At first Jimmy had to take the back seat to the star of the Ace label Huey “Piano” Smith who was riding high with some hits in the 50’s. That changed when Clanton sat down in about twenty minutes wrote a song called “Just a Dream”. Overnight that first single made Jimmy the hottest act on Ace. It went to number 4 on the Billboard charts in 1958.
Unlike most of the other teen idols, Clanton wrote most his own songs. “Just a Dream” was just the start. Jimmy had hits with “A Letter to an Angel”. “A part of Me”, “My Own True Love”, “Go Johnny Go”, “Another Sleepless Night” and “Venus in Blue Jeans”.
The song “Go, Johnny Go” (not written by Jimmy) became the title tune for a forgettable movie put together by Alan Freed. He used many of the people in his famous Rock and Roll Caravan. Despite having stars like Chuck Berry, Eddie Cochran and Ritchie Valens the movie was a pretty typical poor story line that was really just a series of video performances by the artist. Since this was long before the age of videos, these appearances were for many the first time they were able to see these stars perform.
I had a chance to talk to Jimmy at a Philadelphia Broadcast Pioneers Rock and Roll lunch held on March 18, 2019 (click here for the story on this website). It was the second time that I talked to him, but this time we had a much longer conversation.
He told me what it was like to record for Ace Records. Ace was a legendary independent record company that had many hits in the fifties and early sixties. Almost all the artists were from the New Orleans area and they used the same musicians to record their records. The Clowns that backed up Huey Smith, also recorded for Frankie Ford (“Sea Cruise”) and Jimmy Clanton. Among those who did the backup work was a very young Dr. John. Jimmy knew him before he changed his name.
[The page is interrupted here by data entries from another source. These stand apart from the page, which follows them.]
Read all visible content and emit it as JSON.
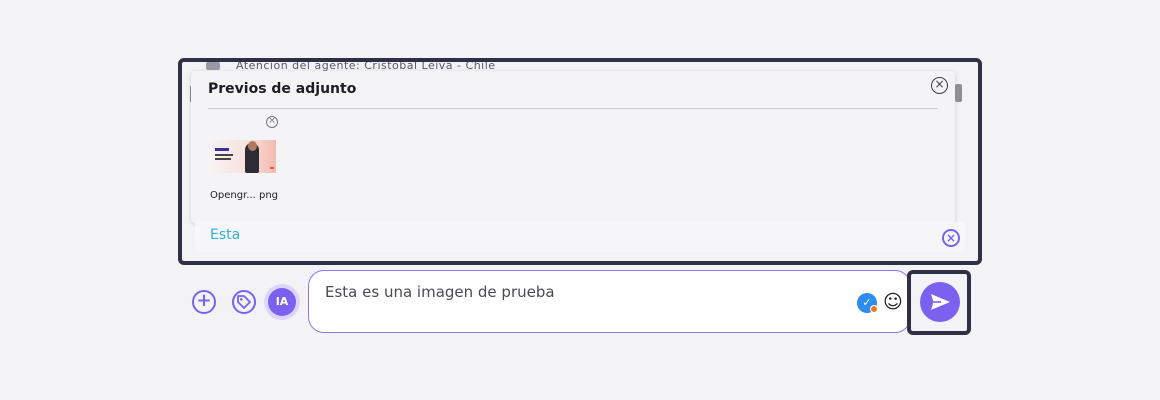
{
  "background_chat": {
    "truncated_text": "Atencion del agente: Cristobal Leiva - Chile"
  },
  "preview": {
    "title": "Previos de adjunto",
    "close_icon": "circle-x-icon",
    "attachments": [
      {
        "name": "Opengr... png",
        "remove_icon": "circle-x-icon"
      }
    ]
  },
  "reply": {
    "text": "Esta",
    "close_icon": "circle-x-icon"
  },
  "composer": {
    "add_icon": "plus-circle-icon",
    "tag_icon": "tag-icon",
    "ai_label": "IA",
    "message_text": "Esta es una imagen de prueba",
    "spell_icon": "check-circle-icon",
    "emoji_icon": "smiley-icon",
    "send_icon": "paper-plane-icon"
  },
  "colors": {
    "accent": "#7b61f0",
    "reply_text": "#2fb1d9",
    "highlight": "#2f3046"
  }
}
Later Jimmy would add his voice to the Dr. John single “Because I Do”.
These area musicians became so close that later on some of them joined together along with Jimmy to form a group called The Rockets. By the mid- sixties Ace Records folded and Clanton became a disc jockey. He also appeared in some oldies shows that he put together. Old label mate Frankie Ford was also part of the show.
During our conversation it was clear that Jimmy was never a crazy rock star in his early days. He was always pretty straight laced and in the 80’s went a step further and (like Huey Smith) became very much involved in religion. He doesn’t take himself very seriously and jokes about his days as a teen star with the big hairdo. Unlike many his age, he still has a great head of hair that he attributes to his genes.
In recent years he came to fall in love with the Lancaster County Area of Pennsylvania. As he put it, the Amish country was a perfect fit for him. However, he doesn’t sit around and thinking of the past. His voice is still strong as evident at the PB lunch. You can see his performance by going to the Broadcast Pioneers button on this website. He left the lunch to do a show in Connecticut.
“Just a Dream” will always strike a chord for anyone who hears it. “It was just a dream, all our plans and all our schemes”. We have all been there.